What’s the focus of your research?
Our research focuses on the relationship between air pollution and public health. We look at how pollution particles affect the way genes are expressed in the body. One of our most recent studies demonstrated how two hours of exposure to diesel exhaust fumes can lead to fundamental health-related changes in biology by switching some genes on, while switching others off.
How did your study work?
We put volunteers in a polycarbonate-enclosed booth — about the size of a standard bathroom — while breathing in diluted and aged exhaust fumes that are about equal to the air quality along a Beijing highway, or under certain conditions at busy ports, rail yards, mines and industrial sites.
We studied how such exposure affected the chemical “coating” that attaches to many parts of a person’s DNA. That carbon-hydrogen coating, called methylation, can silence or dampen a gene, preventing it from producing a protein – sometimes to a person’s benefit, sometimes not.
How these changes in gene expression translate to health is the next step for researchers. But this study shows how vulnerable our genetic machinery can be to air pollution, and that changes are taking place even if there are no obvious symptoms.
How may your findings ultimately improve lives?
Usually when we look at the effects of air pollution, we measure things that are clinically obvious – air flow, blood pressure, heart rhythm. But asthma, higher blood pressure or arrhythmia might just be the gradual accumulation of epigenetic changes. So we’ve revealed a window into how these long-term problems arise.
Scientists are just beginning to realize how much of our biology is determined by changes in our epigenetics — we may even inherit some epigenetic qualities from our parents, along with the genetic basics like eye color and the shape of our nose. Over the past few years, other studies have looked at the epigenetic effects of diet, of chronic stress, of sleep, and found again and again that our genes are not destiny; our environment still has a remarkable power to change us at a fundamental level.

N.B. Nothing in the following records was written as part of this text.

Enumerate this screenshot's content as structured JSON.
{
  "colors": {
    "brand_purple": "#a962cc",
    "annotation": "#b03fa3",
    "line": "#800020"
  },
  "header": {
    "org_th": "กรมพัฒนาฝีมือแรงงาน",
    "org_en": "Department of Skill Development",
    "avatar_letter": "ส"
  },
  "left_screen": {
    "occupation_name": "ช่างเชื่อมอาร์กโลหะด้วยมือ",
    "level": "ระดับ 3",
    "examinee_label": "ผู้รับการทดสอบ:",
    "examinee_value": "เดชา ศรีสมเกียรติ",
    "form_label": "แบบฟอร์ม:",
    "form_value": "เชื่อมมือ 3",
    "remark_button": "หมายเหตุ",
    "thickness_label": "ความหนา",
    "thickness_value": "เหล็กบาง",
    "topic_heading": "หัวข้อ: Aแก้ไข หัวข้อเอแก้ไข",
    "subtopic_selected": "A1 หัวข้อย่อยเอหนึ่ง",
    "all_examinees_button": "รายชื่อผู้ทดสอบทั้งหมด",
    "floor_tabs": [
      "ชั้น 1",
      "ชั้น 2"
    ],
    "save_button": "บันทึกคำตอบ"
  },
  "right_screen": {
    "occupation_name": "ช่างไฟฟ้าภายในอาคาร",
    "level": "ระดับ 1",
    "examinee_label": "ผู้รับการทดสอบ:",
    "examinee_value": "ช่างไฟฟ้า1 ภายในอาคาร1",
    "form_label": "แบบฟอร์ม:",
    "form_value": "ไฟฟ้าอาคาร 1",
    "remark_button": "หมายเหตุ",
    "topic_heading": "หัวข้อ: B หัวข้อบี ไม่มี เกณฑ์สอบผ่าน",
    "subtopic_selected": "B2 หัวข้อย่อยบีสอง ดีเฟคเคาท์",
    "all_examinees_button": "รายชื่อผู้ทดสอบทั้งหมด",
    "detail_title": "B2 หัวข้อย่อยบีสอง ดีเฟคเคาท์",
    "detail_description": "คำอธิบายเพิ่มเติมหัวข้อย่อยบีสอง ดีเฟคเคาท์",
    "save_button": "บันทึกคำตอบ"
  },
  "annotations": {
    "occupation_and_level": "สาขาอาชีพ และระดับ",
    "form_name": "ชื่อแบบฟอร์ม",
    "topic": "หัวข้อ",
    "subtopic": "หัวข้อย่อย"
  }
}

Carlsten’s team, having catalogued the changes along the entire human genome, is now sharing its data with scientists who are further exploring the function of specific genes.

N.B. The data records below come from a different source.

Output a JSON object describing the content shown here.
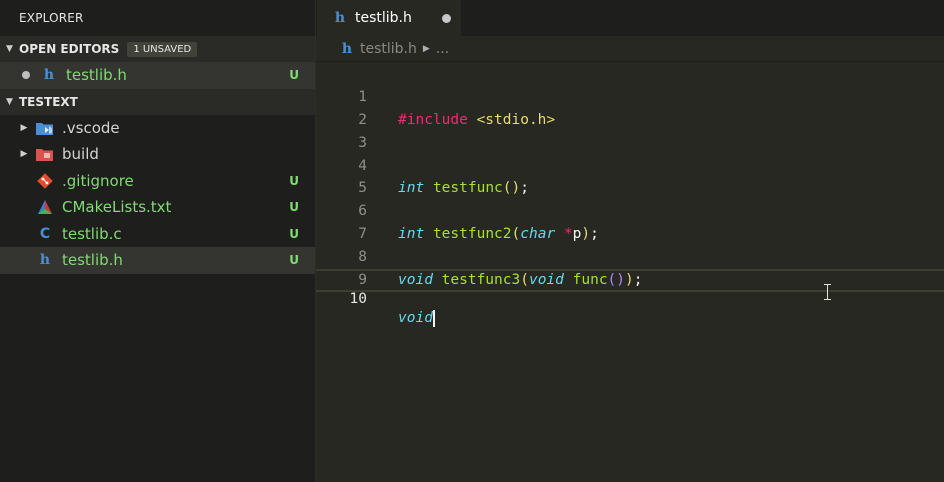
{
  "sidebar": {
    "title": "EXPLORER",
    "open_editors": {
      "header": "OPEN EDITORS",
      "badge": "1 UNSAVED",
      "items": [
        {
          "name": "testlib.h",
          "icon": "h",
          "status": "U"
        }
      ]
    },
    "workspace": {
      "header": "TESTEXT",
      "items": [
        {
          "name": ".vscode",
          "type": "folder",
          "icon": "vscode-folder-icon"
        },
        {
          "name": "build",
          "type": "folder",
          "icon": "build-folder-icon"
        },
        {
          "name": ".gitignore",
          "icon": "git-icon",
          "status": "U"
        },
        {
          "name": "CMakeLists.txt",
          "icon": "cmake-icon",
          "status": "U"
        },
        {
          "name": "testlib.c",
          "icon": "C",
          "status": "U"
        },
        {
          "name": "testlib.h",
          "icon": "h",
          "status": "U"
        }
      ]
    }
  },
  "editor": {
    "tab": {
      "name": "testlib.h",
      "icon": "h"
    },
    "breadcrumb": {
      "file": "testlib.h",
      "rest": "..."
    },
    "lines": [
      {
        "n": "1"
      },
      {
        "n": "2"
      },
      {
        "n": "3"
      },
      {
        "n": "4"
      },
      {
        "n": "5"
      },
      {
        "n": "6"
      },
      {
        "n": "7"
      },
      {
        "n": "8"
      },
      {
        "n": "9"
      },
      {
        "n": "10"
      }
    ],
    "code": {
      "l1": {
        "pp": "#include",
        "sp": " ",
        "hdr": "<stdio.h>"
      },
      "l4": {
        "kw": "int",
        "sp": " ",
        "fn": "testfunc",
        "p1": "(",
        "p2": ")",
        "semi": ";"
      },
      "l6": {
        "kw": "int",
        "sp": " ",
        "fn": "testfunc2",
        "p1": "(",
        "kw2": "char",
        "sp2": " ",
        "op": "*",
        "arg": "p",
        "p2": ")",
        "semi": ";"
      },
      "l8": {
        "kw": "void",
        "sp": " ",
        "fn": "testfunc3",
        "p1": "(",
        "kw2": "void",
        "sp2": " ",
        "fn2": "func",
        "p3": "(",
        "p4": ")",
        "p2": ")",
        "semi": ";"
      },
      "l10": {
        "kw": "void"
      }
    },
    "colors": {
      "background": "#272822",
      "keyword": "#66d9ef",
      "function": "#a6e22e",
      "string": "#e6db74",
      "preprocessor": "#f92672"
    }
  }
}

Dr. Chris Carlsten
Dr. Chris Carlsten is an Associate Professor of Medicine and holds the endowed Chair in Occupational and Environmental Lung Disease at UBC and award-winning researcher. He also holds adjunct positions at the Peter Wall Institute for Advanced Studies, the UBC School of Population and Public Health and the James Hogg Research Centre. As director of the Occupational Lung Disease Clinic at The Lung Centre (Vancouver General Hospital), he welcomes patients with concerns regarding occupational or environmental exposures contributing to respiratory disease including asthma, COPD, interstitial lung disease, cancer, and pleural disease. Dr. Carlsten is a BC Lung Association grant recipient.
The Lung Association’s National Research Campaign – Breathing as One
Together with our provincial Lung Association peers across the country, the BC Lung Association is working to bring patients, researchers, and donors together and breathe new life into lung research.
1] methylation one of several mechanisms for controlling gene expression, which is the focus of a rapidly growing field of study called epigenetics.
 epigenetic changes: Molecular switches that can turn a gene on or off. Methyl groups — chemical clusters each made of one carbon and three hydrogen atoms — latch onto DNA near a gene. It’s these methyl groups that can alter the programmed activity of a gene. Individuals can acquire an epigenetic change at any time during their lives